May 24 – The Pennsylvania Public Utility Commission (PUC) voted unanimously last week to deny a $372 million project from Transource Energy that would have laid 16 miles of new transmission lines, stretching across a huge swath of southern Pennsylvania and northern Maryland.
This has been an ongoing debate for, quite literally, two or three years.
A group of property owners and concerned citizens formed Stop Transource when the project was first announced and their organized efforts did make a difference.
They did, indeed, stop Transource.
Attorney Clint Barkdoll, Pat Ryan and Michele Jansen discussed the vote this morning on First News.
“This was a great confirmation that the PUC did yesterday,” Barkdoll said. “The full PUC board had to vote to either ratify or deny the opinion that Judge Barnes made.
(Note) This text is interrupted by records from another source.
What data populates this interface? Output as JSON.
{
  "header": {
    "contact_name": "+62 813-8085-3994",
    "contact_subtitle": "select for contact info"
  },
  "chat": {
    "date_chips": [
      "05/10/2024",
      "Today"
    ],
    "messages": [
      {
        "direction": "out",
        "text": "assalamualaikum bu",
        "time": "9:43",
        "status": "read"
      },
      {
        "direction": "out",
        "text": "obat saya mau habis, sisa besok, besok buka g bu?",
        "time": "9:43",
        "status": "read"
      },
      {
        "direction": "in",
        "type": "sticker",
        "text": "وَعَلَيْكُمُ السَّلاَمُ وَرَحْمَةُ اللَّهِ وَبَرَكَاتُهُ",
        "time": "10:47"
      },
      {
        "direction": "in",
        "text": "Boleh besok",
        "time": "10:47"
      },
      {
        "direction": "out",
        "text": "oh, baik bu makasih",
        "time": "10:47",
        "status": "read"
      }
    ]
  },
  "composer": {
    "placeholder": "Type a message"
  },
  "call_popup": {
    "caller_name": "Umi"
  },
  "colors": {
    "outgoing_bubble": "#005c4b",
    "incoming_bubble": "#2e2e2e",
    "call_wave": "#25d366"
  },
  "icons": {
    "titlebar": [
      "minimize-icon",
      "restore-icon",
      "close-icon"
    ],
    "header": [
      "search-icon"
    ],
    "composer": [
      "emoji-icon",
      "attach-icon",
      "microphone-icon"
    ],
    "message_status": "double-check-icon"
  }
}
It was really several months ago that Judge Barnes issued that very thorough, lengthy opinion that sort of synthesized all of the testimony, all of these hearings that had occurred over the past few years. She ultimately recommended that this project should not be approved. There was simply no evidence that it was beneficial to residents of Pennsylvania, which is one of the hallmarks, it’s one of the criteria when the PUC has to approve or deny these things.”
The decision of the PUC board was quite a victory for Franklin and Washington counties.
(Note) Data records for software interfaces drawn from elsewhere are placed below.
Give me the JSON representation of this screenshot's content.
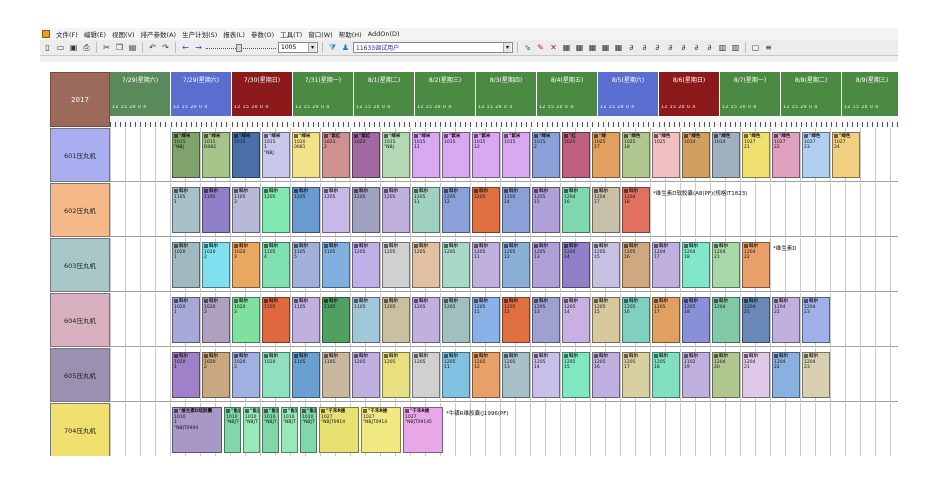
{
  "menu": [
    "文件(F)",
    "编辑(E)",
    "视图(V)",
    "排产参数(A)",
    "生产计划(S)",
    "报表(L)",
    "参数(O)",
    "工具(T)",
    "窗口(W)",
    "帮助(H)",
    "AddOn(D)"
  ],
  "toolbar": {
    "zoom_value": "1005",
    "line_combo_value": "11633调试用户"
  },
  "year_label": "2017",
  "hours_label": "12 15 20 0 4",
  "dates": [
    {
      "label": "7/29(星期六)",
      "color": "#5a8a5a"
    },
    {
      "label": "7/29(星期六)",
      "color": "#5a6ed0"
    },
    {
      "label": "7/30(星期日)",
      "color": "#8c1a1a"
    },
    {
      "label": "7/31(星期一)",
      "color": "#4a8a42"
    },
    {
      "label": "8/1(星期二)",
      "color": "#4a8a42"
    },
    {
      "label": "8/2(星期三)",
      "color": "#4a8a42"
    },
    {
      "label": "8/3(星期四)",
      "color": "#4a8a42"
    },
    {
      "label": "8/4(星期五)",
      "color": "#4a8a42"
    },
    {
      "label": "8/5(星期六)",
      "color": "#5a6ed0"
    },
    {
      "label": "8/6(星期日)",
      "color": "#8c1a1a"
    },
    {
      "label": "8/7(星期一)",
      "color": "#4a8a42"
    },
    {
      "label": "8/8(星期二)",
      "color": "#4a8a42"
    },
    {
      "label": "8/9(星期三)",
      "color": "#4a8a42"
    }
  ],
  "rows": [
    {
      "name": "601压丸机",
      "color": "#a8aef0",
      "tasks": [
        {
          "l1": "\"绿米",
          "l2": "1015",
          "l3": "",
          "l4": "\"NBJ",
          "color": "#7fa36a"
        },
        {
          "l1": "\"绿米",
          "l2": "1015",
          "l3": "",
          "l4": "D082",
          "color": "#a7c48a"
        },
        {
          "l1": "\"绿米",
          "l2": "1015",
          "l3": "",
          "l4": "",
          "color": "#4a6ea8"
        },
        {
          "l1": "\"绿米",
          "l2": "1015",
          "l3": "1",
          "l4": "\"NBJ",
          "color": "#c9c7ea"
        },
        {
          "l1": "\"绿米",
          "l2": "1020",
          "l3": "",
          "l4": "0081",
          "color": "#f3e28a"
        },
        {
          "l1": "\"紫红",
          "l2": "1023",
          "l3": "2",
          "l4": "",
          "color": "#d09090"
        },
        {
          "l1": "\"紫红",
          "l2": "1023",
          "l3": "",
          "l4": "",
          "color": "#a06aa0"
        },
        {
          "l1": "\"绿米",
          "l2": "1015",
          "l3": "",
          "l4": "\"NBJ",
          "color": "#b4d8b4"
        },
        {
          "l1": "\"绿米",
          "l2": "1015",
          "l3": "11",
          "l4": "",
          "color": "#d8a8f0"
        },
        {
          "l1": "\"紫米",
          "l2": "1015",
          "l3": "",
          "l4": "",
          "color": "#d8a8f0"
        },
        {
          "l1": "\"紫米",
          "l2": "1015",
          "l3": "12",
          "l4": "",
          "color": "#d8a8f0"
        },
        {
          "l1": "\"紫米",
          "l2": "1015",
          "l3": "",
          "l4": "",
          "color": "#d8a8f0"
        },
        {
          "l1": "\"绿米",
          "l2": "1015",
          "l3": "2",
          "l4": "",
          "color": "#8aa0d8"
        },
        {
          "l1": "\"红",
          "l2": "1025",
          "l3": "",
          "l4": "",
          "color": "#c06080"
        },
        {
          "l1": "\"绿",
          "l2": "1025",
          "l3": "17",
          "l4": "",
          "color": "#e0a060"
        },
        {
          "l1": "\"绿色",
          "l2": "1025",
          "l3": "18",
          "l4": "",
          "color": "#b0c890"
        },
        {
          "l1": "\"绿色",
          "l2": "1025",
          "l3": "",
          "l4": "",
          "color": "#f0c0c0"
        },
        {
          "l1": "\"绿色",
          "l2": "1014",
          "l3": "",
          "l4": "",
          "color": "#d0a060"
        },
        {
          "l1": "\"绿色",
          "l2": "1014",
          "l3": "",
          "l4": "",
          "color": "#a0b0c0"
        },
        {
          "l1": "\"绿色",
          "l2": "1027",
          "l3": "21",
          "l4": "",
          "color": "#f0e070"
        },
        {
          "l1": "\"绿色",
          "l2": "1027",
          "l3": "22",
          "l4": "",
          "color": "#e0a0c0"
        },
        {
          "l1": "\"绿色",
          "l2": "1027",
          "l3": "23",
          "l4": "",
          "color": "#b0d0f0"
        },
        {
          "l1": "\"绿色",
          "l2": "1027",
          "l3": "24",
          "l4": "",
          "color": "#f0d080"
        }
      ]
    },
    {
      "name": "602压丸机",
      "color": "#f5b888",
      "note": "*维生素D软胶囊(A8(PF)(规格IT1823)",
      "tasks": [
        {
          "l1": "科尔",
          "l2": "1105",
          "l3": "1",
          "l4": "",
          "color": "#a8c0c8"
        },
        {
          "l1": "科尔",
          "l2": "1105",
          "l3": "",
          "l4": "",
          "color": "#9080c8"
        },
        {
          "l1": "科尔",
          "l2": "1105",
          "l3": "3",
          "l4": "",
          "color": "#b8b8d8"
        },
        {
          "l1": "科尔",
          "l2": "1205",
          "l3": "",
          "l4": "",
          "color": "#80e8b0"
        },
        {
          "l1": "科尔",
          "l2": "1205",
          "l3": "",
          "l4": "",
          "color": "#6a9ad0"
        },
        {
          "l1": "科尔",
          "l2": "1205",
          "l3": "",
          "l4": "",
          "color": "#c8b8e8"
        },
        {
          "l1": "科尔",
          "l2": "1205",
          "l3": "",
          "l4": "",
          "color": "#a0a0c0"
        },
        {
          "l1": "科尔",
          "l2": "1205",
          "l3": "",
          "l4": "",
          "color": "#c0b0e0"
        },
        {
          "l1": "科尔",
          "l2": "1205",
          "l3": "11",
          "l4": "",
          "color": "#a0d0c0"
        },
        {
          "l1": "科尔",
          "l2": "1205",
          "l3": "12",
          "l4": "",
          "color": "#8aa0d8"
        },
        {
          "l1": "科尔",
          "l2": "1205",
          "l3": "",
          "l4": "",
          "color": "#e07040"
        },
        {
          "l1": "科尔",
          "l2": "1205",
          "l3": "14",
          "l4": "",
          "color": "#8aa0d8"
        },
        {
          "l1": "科尔",
          "l2": "1205",
          "l3": "15",
          "l4": "",
          "color": "#b0a0d8"
        },
        {
          "l1": "科尔",
          "l2": "1204",
          "l3": "16",
          "l4": "",
          "color": "#80d8b0"
        },
        {
          "l1": "科尔",
          "l2": "1204",
          "l3": "17",
          "l4": "",
          "color": "#c8c0a8"
        },
        {
          "l1": "科尔",
          "l2": "1204",
          "l3": "18",
          "l4": "",
          "color": "#e07060"
        }
      ]
    },
    {
      "name": "603压丸机",
      "color": "#a8c8c8",
      "note": "*维生素D",
      "tasks": [
        {
          "l1": "科尔",
          "l2": "1020",
          "l3": "1",
          "l4": "",
          "color": "#a0b8c0"
        },
        {
          "l1": "科尔",
          "l2": "1020",
          "l3": "2",
          "l4": "",
          "color": "#80e0f0"
        },
        {
          "l1": "科尔",
          "l2": "1020",
          "l3": "3",
          "l4": "",
          "color": "#e8a860"
        },
        {
          "l1": "科尔",
          "l2": "1105",
          "l3": "4",
          "l4": "",
          "color": "#80e0b0"
        },
        {
          "l1": "科尔",
          "l2": "1105",
          "l3": "5",
          "l4": "",
          "color": "#a0b0d8"
        },
        {
          "l1": "科尔",
          "l2": "1105",
          "l3": "",
          "l4": "",
          "color": "#80b0e0"
        },
        {
          "l1": "科尔",
          "l2": "1205",
          "l3": "",
          "l4": "",
          "color": "#c0b0e8"
        },
        {
          "l1": "科尔",
          "l2": "1205",
          "l3": "",
          "l4": "",
          "color": "#d0d0d0"
        },
        {
          "l1": "科尔",
          "l2": "1205",
          "l3": "",
          "l4": "",
          "color": "#e0c0a0"
        },
        {
          "l1": "科尔",
          "l2": "1205",
          "l3": "",
          "l4": "",
          "color": "#a8d8c8"
        },
        {
          "l1": "科尔",
          "l2": "1205",
          "l3": "11",
          "l4": "",
          "color": "#c0b0e0"
        },
        {
          "l1": "科尔",
          "l2": "1205",
          "l3": "12",
          "l4": "",
          "color": "#8ab0d8"
        },
        {
          "l1": "科尔",
          "l2": "1205",
          "l3": "13",
          "l4": "",
          "color": "#b0a0d8"
        },
        {
          "l1": "科尔",
          "l2": "1205",
          "l3": "14",
          "l4": "",
          "color": "#9080c8"
        },
        {
          "l1": "科尔",
          "l2": "1205",
          "l3": "15",
          "l4": "",
          "color": "#c8c0e0"
        },
        {
          "l1": "科尔",
          "l2": "1205",
          "l3": "16",
          "l4": "",
          "color": "#d0a880"
        },
        {
          "l1": "科尔",
          "l2": "1204",
          "l3": "17",
          "l4": "",
          "color": "#c0b0e0"
        },
        {
          "l1": "科尔",
          "l2": "1204",
          "l3": "18",
          "l4": "",
          "color": "#80e8c8"
        },
        {
          "l1": "科尔",
          "l2": "1204",
          "l3": "21",
          "l4": "",
          "color": "#a8d8a8"
        },
        {
          "l1": "科尔",
          "l2": "1204",
          "l3": "22",
          "l4": "",
          "color": "#e8a068"
        }
      ]
    },
    {
      "name": "604压丸机",
      "color": "#d8b0c0",
      "tasks": [
        {
          "l1": "科尔",
          "l2": "1020",
          "l3": "1",
          "l4": "",
          "color": "#a8a8d8"
        },
        {
          "l1": "科尔",
          "l2": "1020",
          "l3": "2",
          "l4": "",
          "color": "#b0a0c0"
        },
        {
          "l1": "科尔",
          "l2": "1020",
          "l3": "3",
          "l4": "",
          "color": "#80e0a0"
        },
        {
          "l1": "科尔",
          "l2": "1105",
          "l3": "",
          "l4": "",
          "color": "#e06840"
        },
        {
          "l1": "科尔",
          "l2": "1105",
          "l3": "",
          "l4": "",
          "color": "#c0b0e0"
        },
        {
          "l1": "科尔",
          "l2": "1105",
          "l3": "",
          "l4": "",
          "color": "#50a060"
        },
        {
          "l1": "科尔",
          "l2": "1105",
          "l3": "",
          "l4": "",
          "color": "#a0c8d8"
        },
        {
          "l1": "科尔",
          "l2": "1205",
          "l3": "",
          "l4": "",
          "color": "#c8c0a0"
        },
        {
          "l1": "科尔",
          "l2": "1205",
          "l3": "",
          "l4": "",
          "color": "#c0b0e0"
        },
        {
          "l1": "科尔",
          "l2": "1205",
          "l3": "",
          "l4": "",
          "color": "#a0c0c0"
        },
        {
          "l1": "科尔",
          "l2": "1205",
          "l3": "11",
          "l4": "",
          "color": "#8ab0e8"
        },
        {
          "l1": "科尔",
          "l2": "1205",
          "l3": "12",
          "l4": "",
          "color": "#e07040"
        },
        {
          "l1": "科尔",
          "l2": "1205",
          "l3": "13",
          "l4": "",
          "color": "#a0a0d0"
        },
        {
          "l1": "科尔",
          "l2": "1205",
          "l3": "14",
          "l4": "",
          "color": "#c8b0e0"
        },
        {
          "l1": "科尔",
          "l2": "1205",
          "l3": "15",
          "l4": "",
          "color": "#d8c8a0"
        },
        {
          "l1": "科尔",
          "l2": "1205",
          "l3": "16",
          "l4": "",
          "color": "#80d0c0"
        },
        {
          "l1": "科尔",
          "l2": "1205",
          "l3": "17",
          "l4": "",
          "color": "#e0a060"
        },
        {
          "l1": "科尔",
          "l2": "1205",
          "l3": "18",
          "l4": "",
          "color": "#8a90d8"
        },
        {
          "l1": "科尔",
          "l2": "1204",
          "l3": "",
          "l4": "",
          "color": "#80c8a8"
        },
        {
          "l1": "科尔",
          "l2": "1204",
          "l3": "21",
          "l4": "",
          "color": "#6a88b8"
        },
        {
          "l1": "科尔",
          "l2": "1204",
          "l3": "22",
          "l4": "",
          "color": "#c0b0e0"
        },
        {
          "l1": "科尔",
          "l2": "1204",
          "l3": "23",
          "l4": "",
          "color": "#a0b0e8"
        }
      ]
    },
    {
      "name": "605压丸机",
      "color": "#9a90b0",
      "tasks": [
        {
          "l1": "科尔",
          "l2": "1020",
          "l3": "1",
          "l4": "",
          "color": "#a080c8"
        },
        {
          "l1": "科尔",
          "l2": "1020",
          "l3": "2",
          "l4": "",
          "color": "#c8a880"
        },
        {
          "l1": "科尔",
          "l2": "1020",
          "l3": "3",
          "l4": "",
          "color": "#a0b0e0"
        },
        {
          "l1": "科尔",
          "l2": "1020",
          "l3": "",
          "l4": "",
          "color": "#90e0c0"
        },
        {
          "l1": "科尔",
          "l2": "1105",
          "l3": "",
          "l4": "",
          "color": "#6aa0d0"
        },
        {
          "l1": "科尔",
          "l2": "1105",
          "l3": "",
          "l4": "",
          "color": "#c8b8a0"
        },
        {
          "l1": "科尔",
          "l2": "1205",
          "l3": "",
          "l4": "",
          "color": "#c0b0e0"
        },
        {
          "l1": "科尔",
          "l2": "1205",
          "l3": "",
          "l4": "",
          "color": "#e8e080"
        },
        {
          "l1": "科尔",
          "l2": "1205",
          "l3": "",
          "l4": "",
          "color": "#d0d0d0"
        },
        {
          "l1": "科尔",
          "l2": "1205",
          "l3": "11",
          "l4": "",
          "color": "#80c0e0"
        },
        {
          "l1": "科尔",
          "l2": "1205",
          "l3": "12",
          "l4": "",
          "color": "#e8a068"
        },
        {
          "l1": "科尔",
          "l2": "1205",
          "l3": "13",
          "l4": "",
          "color": "#a8c0c8"
        },
        {
          "l1": "科尔",
          "l2": "1205",
          "l3": "14",
          "l4": "",
          "color": "#c8c0e8"
        },
        {
          "l1": "科尔",
          "l2": "1205",
          "l3": "15",
          "l4": "",
          "color": "#80e8c0"
        },
        {
          "l1": "科尔",
          "l2": "1205",
          "l3": "16",
          "l4": "",
          "color": "#c0b0e0"
        },
        {
          "l1": "科尔",
          "l2": "1205",
          "l3": "17",
          "l4": "",
          "color": "#d8d0a0"
        },
        {
          "l1": "科尔",
          "l2": "1205",
          "l3": "18",
          "l4": "",
          "color": "#80e0c0"
        },
        {
          "l1": "科尔",
          "l2": "1102",
          "l3": "19",
          "l4": "",
          "color": "#c0b0e0"
        },
        {
          "l1": "科尔",
          "l2": "1204",
          "l3": "20",
          "l4": "",
          "color": "#b0c890"
        },
        {
          "l1": "科尔",
          "l2": "1204",
          "l3": "21",
          "l4": "",
          "color": "#e0c8e8"
        },
        {
          "l1": "科尔",
          "l2": "1204",
          "l3": "22",
          "l4": "",
          "color": "#8ab0e0"
        },
        {
          "l1": "科尔",
          "l2": "1204",
          "l3": "23",
          "l4": "",
          "color": "#d8d0b0"
        }
      ]
    },
    {
      "name": "704压丸机",
      "color": "#f0e070",
      "note": "*牛磺R维胶囊(J1996(PF)",
      "tasks": [
        {
          "l1": "\"维生素D软胶囊",
          "l2": "1010",
          "l3": "1",
          "l4": "\"NBJT0994",
          "color": "#a898c8",
          "w": 50
        },
        {
          "l1": "\"鱼油",
          "l2": "1010",
          "l3": "",
          "l4": "\"NBJT",
          "color": "#80d8a8",
          "w": 17
        },
        {
          "l1": "\"鱼油",
          "l2": "1010",
          "l3": "",
          "l4": "\"NBJT",
          "color": "#98e8b8",
          "w": 17
        },
        {
          "l1": "\"鱼油",
          "l2": "1010",
          "l3": "",
          "l4": "\"NBJT",
          "color": "#80d8a8",
          "w": 17
        },
        {
          "l1": "\"鱼油",
          "l2": "1010",
          "l3": "",
          "l4": "\"NBJT",
          "color": "#98e8b8",
          "w": 17
        },
        {
          "l1": "\"鱼油",
          "l2": "1010",
          "l3": "",
          "l4": "\"NBJT",
          "color": "#80d8a8",
          "w": 17
        },
        {
          "l1": "\"千禾R维",
          "l2": "1027",
          "l3": "",
          "l4": "\"NBJT0914",
          "color": "#e8e070",
          "w": 40
        },
        {
          "l1": "\"千禾R维",
          "l2": "1027",
          "l3": "",
          "l4": "\"NBJT0914",
          "color": "#f0e880",
          "w": 40
        },
        {
          "l1": "\"千禾R维",
          "l2": "1027",
          "l3": "",
          "l4": "\"NBJT09145",
          "color": "#e8a8e8",
          "w": 40
        }
      ]
    }
  ]
}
Barkdoll said, “It was damaging not only from an economic development standpoint, but from a tourism standpoint, real estate value standpoint and all of those things were mentioned in Judge Barnes’ opinion. This was a great example, too, where grassroots citizens can really make a difference in the outcome of these things. When this project started, a lot of people had this defeatist attitude, (believing) there is nothing we can do to stop it. But people very smartly organized, they got together, they got their case and their points out there in the public hearings and I really think in the end it made all the difference in the world.”
Jansen noted, “I give the Stop Transource movement the credit. We covered those meetings, we kept pounding on the local elected officials who stepped up. We had commissioners step up, Rob Kauffman stepped up, others stepped up to voice their concerns. We kept saying there’s no benefit to Pennsylvanians. We also had in the company that was doing this and we allowed them to make their case as well. This really did work out in the people’s favor. This is where it counts. People have got to get out there and let their voices be heard because it will work if you make your voices heard.”
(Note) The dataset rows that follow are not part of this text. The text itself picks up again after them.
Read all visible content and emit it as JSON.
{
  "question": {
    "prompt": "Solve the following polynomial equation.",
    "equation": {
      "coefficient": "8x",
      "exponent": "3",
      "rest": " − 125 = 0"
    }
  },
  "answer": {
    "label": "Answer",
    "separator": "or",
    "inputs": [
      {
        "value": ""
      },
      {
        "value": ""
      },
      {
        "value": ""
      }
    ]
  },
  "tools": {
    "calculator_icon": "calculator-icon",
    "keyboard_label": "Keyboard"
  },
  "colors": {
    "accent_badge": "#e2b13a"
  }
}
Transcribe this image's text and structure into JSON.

Barkdoll added, “I’ll give credit to the radio station on. We interviewed that professor from South Carolina that was doing the leading research in the country about how high voltage power lines had an adverse effect on real estate values. He had sort of a radius. Here’s how much it would decline if you were in so many yards. I presented testimony on that at the hearing that Judge Barnes held at New Franklin Fire Hall and if you look at her final opinion that evidence made it into the opinion and is one of the reasons she cites in finding that this would have a detrimental effect on Pennsylvania.”
Ryan pointed out, “Janet Pollard out of the Franklin County Visitor’s Bureau, Mike Ross who does a Ross on the Radio Show every Friday at 8:40, Rob Kauffman and a lot of lawmakers, Patty Nitterhouse – there were a lot of folks that had their hands in this. How long has this been going on?”
Barkdoll said, “At least two if not three years. It’s interesting, Transource seems like they’ve just kind of disappeared. After Judge Barnes issued her original ruling, there was some thought would Transource try to continue to pursue this, look at other angles? And of course COVID came into play when this all happened. In the final trial in this case one of the real data points that I think undermined the Transource case was that power usage, power needs actually declined in that DC metro, northern Virginia area, which was the place Transource was claiming needed more power, needed more resources. In a weird coincidence, COVID may have actually worked very much against Transource’s own claims.”